Master Wuzu asked one of his students, “The woman Chien and her spirit had separated. Tell me, which is the true Chien?”Wumenguan, The Gateless Gate, Case 35.The Zen teacher Wuzu loved to formulate spiritual questions out of folklore. This koan is based in a much loved tale from old China. Like the best of ghost stories, no one knows from where it originally comes. I gather there are at least three traditional versions floating around. Here’s a fourth as I've heard it.Once upon a time … [Read more...]

My Zen Life: A Brief Reflection on Boundless Way Zen

My Zen life is filled with relationships. They include affection, affinity, and sometimes mutual obligation together with a profound accountability. These range from my membership in meta organizations such as the American Zen Teachers Association, which I served for a decade on its membership committee, and the Soto Zen Buddhist Association, which I'm just ending up serving a term as a member of its governing board. And the affection end of the spectrum, I have dear friends and people I count … [Read more...]

Zen & Gender: A Meditation on the Koan of our Lives

I find myself thinking about the horrors being inflicted upon gay people in Chechnya. On the one hand the government there officially denies what is happening. Although in the most terrifying way. Today, the 3rd of May, Chechen President Ramzan Hadyrov is reported in the Independent saying "You cannot detain and persecute people who simply do not exist in the republic." Do not exist.On the other hand there are numerous reports of mass arrests, of imprisonment, and of torture.This week … [Read more...]

On the Nothingness of God: A Zen Meditation

Back in 2008 I read a review of the book Merton & Buddhism: Wisdom, Emptiness & Everyday Mind edited by Bonnie Bowman Thurston. The reviewer cited a particular line that I’ve not been able to shake. “(W)hen the Dalai Lama was asked if he believed in God, he replied ‘It depends on what you mean by ‘God’: if you mean by ‘God’ What Thomas Merton means, then yes, I do.'”This very much caught my imagination. And, I wrote on the subject, on the yes, and the implied no, and within that the p … [Read more...]

MY ZEN BUDDHIST EASTER

MY ZEN BUDDHIST EASTER A SermonJames Ishmael Ford16 April 2017 Unitarian Universalist Church Long Beach, CaliforniaI served most of my years as a parish minister among our New England congregations. They are generally more traditional in their structure, and, frankly, more comfortable with our Christian origins and heritage than either our Midwestern or Western churches usually are.What that meant was that I was always expected me to preach about Easter on Easter Sunday, and … [Read more...]

The Zen of Holy Saturday: A Buddhist Reflection on a Hard Christian Holy Day

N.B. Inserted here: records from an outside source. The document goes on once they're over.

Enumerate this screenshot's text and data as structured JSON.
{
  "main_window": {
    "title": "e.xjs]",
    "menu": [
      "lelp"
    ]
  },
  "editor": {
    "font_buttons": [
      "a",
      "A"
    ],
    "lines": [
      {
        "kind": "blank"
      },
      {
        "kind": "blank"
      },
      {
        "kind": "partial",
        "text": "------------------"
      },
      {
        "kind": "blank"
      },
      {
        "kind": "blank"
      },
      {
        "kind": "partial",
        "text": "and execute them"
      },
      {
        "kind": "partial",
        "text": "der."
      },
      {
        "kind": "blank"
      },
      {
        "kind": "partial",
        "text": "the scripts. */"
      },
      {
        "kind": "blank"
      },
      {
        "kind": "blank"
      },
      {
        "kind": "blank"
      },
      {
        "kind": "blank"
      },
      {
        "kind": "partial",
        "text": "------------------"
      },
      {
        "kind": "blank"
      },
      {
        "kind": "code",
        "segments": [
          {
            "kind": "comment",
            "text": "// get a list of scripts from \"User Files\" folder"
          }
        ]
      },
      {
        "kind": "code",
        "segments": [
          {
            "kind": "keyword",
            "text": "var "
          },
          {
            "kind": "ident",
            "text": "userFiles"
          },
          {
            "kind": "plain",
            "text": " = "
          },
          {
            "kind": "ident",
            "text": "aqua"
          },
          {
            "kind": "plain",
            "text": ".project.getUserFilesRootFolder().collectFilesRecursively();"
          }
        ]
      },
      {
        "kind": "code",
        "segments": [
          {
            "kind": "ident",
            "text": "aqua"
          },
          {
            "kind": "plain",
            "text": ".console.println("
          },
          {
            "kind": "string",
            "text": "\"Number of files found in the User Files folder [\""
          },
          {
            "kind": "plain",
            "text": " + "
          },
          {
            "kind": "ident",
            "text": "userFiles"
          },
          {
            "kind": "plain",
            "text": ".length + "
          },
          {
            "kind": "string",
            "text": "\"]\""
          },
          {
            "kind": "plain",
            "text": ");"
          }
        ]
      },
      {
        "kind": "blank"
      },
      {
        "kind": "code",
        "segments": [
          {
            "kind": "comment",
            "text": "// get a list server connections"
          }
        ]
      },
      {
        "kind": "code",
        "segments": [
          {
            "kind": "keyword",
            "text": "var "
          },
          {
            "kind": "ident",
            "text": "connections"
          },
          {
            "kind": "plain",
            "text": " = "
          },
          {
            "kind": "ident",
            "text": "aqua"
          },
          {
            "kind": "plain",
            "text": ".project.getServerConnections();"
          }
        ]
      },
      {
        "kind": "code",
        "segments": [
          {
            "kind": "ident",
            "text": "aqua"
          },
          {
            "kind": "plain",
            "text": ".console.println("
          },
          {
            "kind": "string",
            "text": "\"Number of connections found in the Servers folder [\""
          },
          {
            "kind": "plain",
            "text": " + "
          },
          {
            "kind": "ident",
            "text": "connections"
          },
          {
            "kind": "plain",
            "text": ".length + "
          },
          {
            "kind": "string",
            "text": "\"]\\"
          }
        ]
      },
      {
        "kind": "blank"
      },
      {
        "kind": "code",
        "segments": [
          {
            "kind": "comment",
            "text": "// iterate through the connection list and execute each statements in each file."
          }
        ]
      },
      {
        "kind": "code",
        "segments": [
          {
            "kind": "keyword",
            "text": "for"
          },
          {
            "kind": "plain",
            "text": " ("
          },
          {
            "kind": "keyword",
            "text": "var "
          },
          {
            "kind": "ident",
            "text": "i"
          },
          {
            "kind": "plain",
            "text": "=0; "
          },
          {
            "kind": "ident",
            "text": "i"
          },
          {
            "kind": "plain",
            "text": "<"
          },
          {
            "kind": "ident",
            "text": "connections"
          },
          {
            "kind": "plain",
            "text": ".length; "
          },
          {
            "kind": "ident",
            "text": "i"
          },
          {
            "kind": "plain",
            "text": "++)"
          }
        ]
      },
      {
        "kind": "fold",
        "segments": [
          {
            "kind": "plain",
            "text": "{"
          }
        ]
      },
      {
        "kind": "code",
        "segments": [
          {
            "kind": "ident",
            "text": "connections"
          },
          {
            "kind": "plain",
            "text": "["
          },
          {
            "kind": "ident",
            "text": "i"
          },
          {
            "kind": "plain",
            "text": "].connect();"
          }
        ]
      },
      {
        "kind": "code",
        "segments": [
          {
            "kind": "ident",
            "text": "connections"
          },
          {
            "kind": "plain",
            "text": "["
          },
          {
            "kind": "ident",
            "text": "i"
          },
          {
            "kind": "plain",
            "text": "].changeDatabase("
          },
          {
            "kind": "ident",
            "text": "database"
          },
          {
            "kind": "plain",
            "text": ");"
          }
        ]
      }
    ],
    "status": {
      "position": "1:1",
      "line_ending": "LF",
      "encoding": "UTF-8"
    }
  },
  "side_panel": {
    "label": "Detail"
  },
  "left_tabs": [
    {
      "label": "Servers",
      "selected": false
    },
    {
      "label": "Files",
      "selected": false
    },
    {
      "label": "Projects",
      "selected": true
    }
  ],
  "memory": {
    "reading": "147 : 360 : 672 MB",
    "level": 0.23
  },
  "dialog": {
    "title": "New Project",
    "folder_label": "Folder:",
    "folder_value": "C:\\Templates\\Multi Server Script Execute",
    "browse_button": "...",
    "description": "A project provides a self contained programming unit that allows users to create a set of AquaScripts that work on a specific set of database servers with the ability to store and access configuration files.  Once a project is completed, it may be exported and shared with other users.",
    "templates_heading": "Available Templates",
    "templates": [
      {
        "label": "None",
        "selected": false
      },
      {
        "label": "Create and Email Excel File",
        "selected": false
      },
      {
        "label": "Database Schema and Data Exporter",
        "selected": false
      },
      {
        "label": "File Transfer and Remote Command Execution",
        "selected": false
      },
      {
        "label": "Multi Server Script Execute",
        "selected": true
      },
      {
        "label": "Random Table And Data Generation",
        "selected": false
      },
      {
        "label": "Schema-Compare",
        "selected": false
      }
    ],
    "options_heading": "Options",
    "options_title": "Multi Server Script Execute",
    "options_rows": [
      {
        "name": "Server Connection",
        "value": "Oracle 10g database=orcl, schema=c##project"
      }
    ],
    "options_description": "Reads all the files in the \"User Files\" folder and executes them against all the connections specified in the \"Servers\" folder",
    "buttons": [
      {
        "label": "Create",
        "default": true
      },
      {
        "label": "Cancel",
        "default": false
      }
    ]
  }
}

A couple of years ago I wrote a meditation on the Christian day before Easter, Holy Saturday. It continues to haunt me, and as the calendar has rolled around to another one, I thought I'd give it another go.Holy Saturday. Jesus is dead. With that in the Christian story, God is dead. Resurrection has not yet happened. Actually there's no good reason to even think of something like a resurrection. If you've lived any time at all you really know that when someone dies, they stay dead.Yes, … [Read more...]

Zen and the Four Commitments: A Small Meditation

In 1993, a hundred years after the renowned World Parliament of Religions met in Chicago a second parliament gathered. The highlight for many was an address by the Dalai Lama. And certainly a worthy thing.For me, however, the most important thing to come out of that gathering was a document, “Towards a Global Ethic.” The principal author was the Roman Catholic priest and scholar Hans Kung. Father Kung is something of a controversial figure within his church, I once heard him described as the … [Read more...]